bd = BlueDot()
bd.when_rotated = rotated

pause()

The rotation speed can be modified using the BlueDot.rotation_segments property which changes the number of segments the Blue Dot is split into:

bd.rotation_segments = 16

Bluetooth

You can interact with the Bluetooth adapter using BlueDot.

Pairing

You can put your Raspberry Pi into pairing mode which will allow pairing from other devices for 60 seconds:

from bluedot import BlueDot
from signal import pause

bd = BlueDot()
bd.allow_pairing()

pause()

Or connect up a physical button up to start the pairing (the button is assumed to be wired to GPIO 27):

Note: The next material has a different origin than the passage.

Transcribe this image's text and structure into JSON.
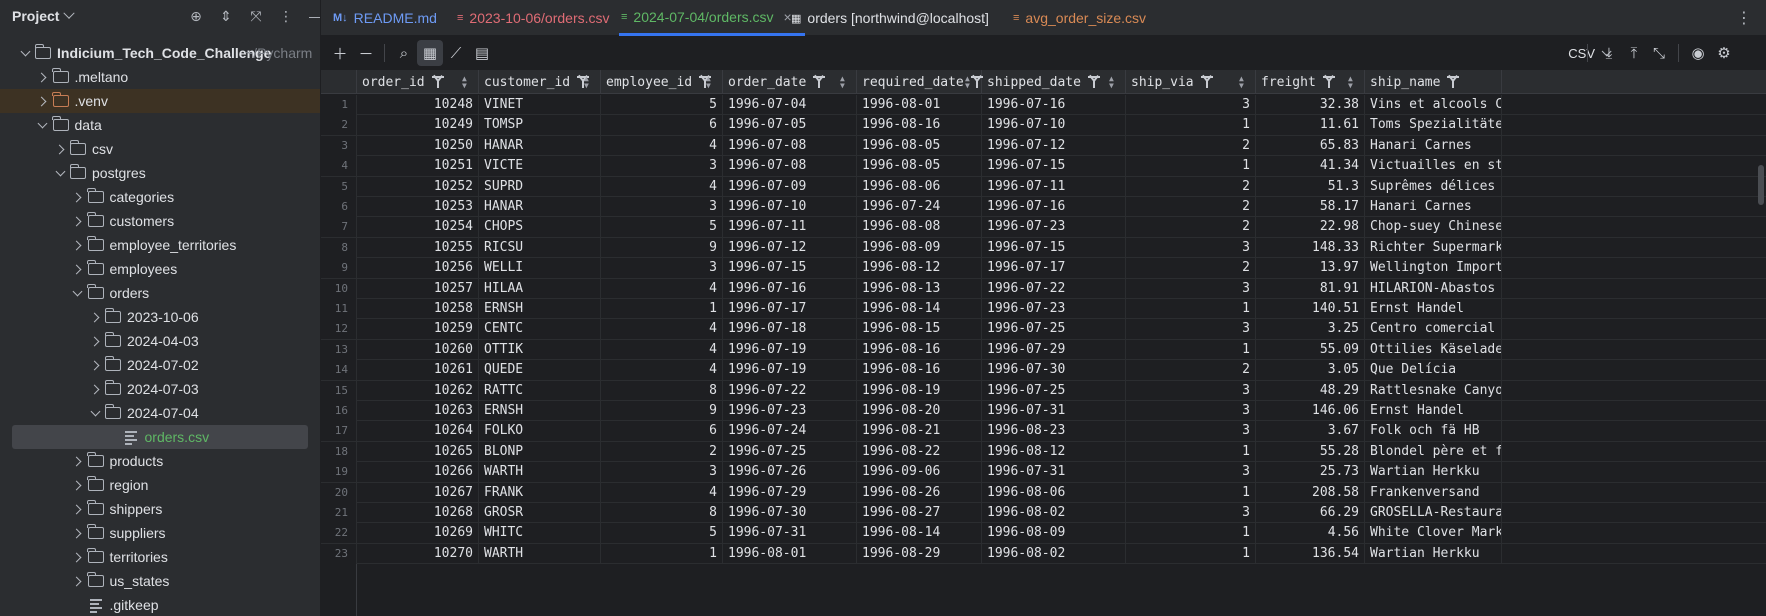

from bluedot import BlueDot
from gpiozero import Button
from signal import pause

bd = BlueDot()
button = Button(27)

button.when_pressed = bd.allow_pairing

pause()

Paired Devices

You can iterate over the devices that your Raspberry Pi is paired too:

from bluedot import BlueDot
bd = BlueDot()

devices = bd.paired_devices
for d in devices:
    device_address = d[0]
    device_name = d[1]

Testing

Blue Dot includes a MockBlueDot class to allow you to test and debug your program without having to use Bluetooth or a Blue Dot client.

MockBlueDot inherits from BlueDot and is used in the same way, but you have the option of launching a mock app which you can click with a mouse or writing scripts to simulate the Blue Dot being used.

Screenshot of the mock Blue Dot app

Mock App

Launch the mock Blue Dot app to test by clicking the on-screen dot with the mouse:

from bluedot import MockBlueDot
from signal import pause

def say_hello():
    print("Hello World")

bd = MockBlueDot()
bd.when_pressed = say_hello

bd.launch_mock_app()
pause()

Scripted Tests

Tests can also be scripted using MockBlueDot:

from bluedot import MockBlueDot

def say_hello():
    print("Hello World")

bd = MockBlueDot()
bd.when_pressed = say_hello

bd.mock_client_connected()
bd.mock_blue_dot_pressed(0,0)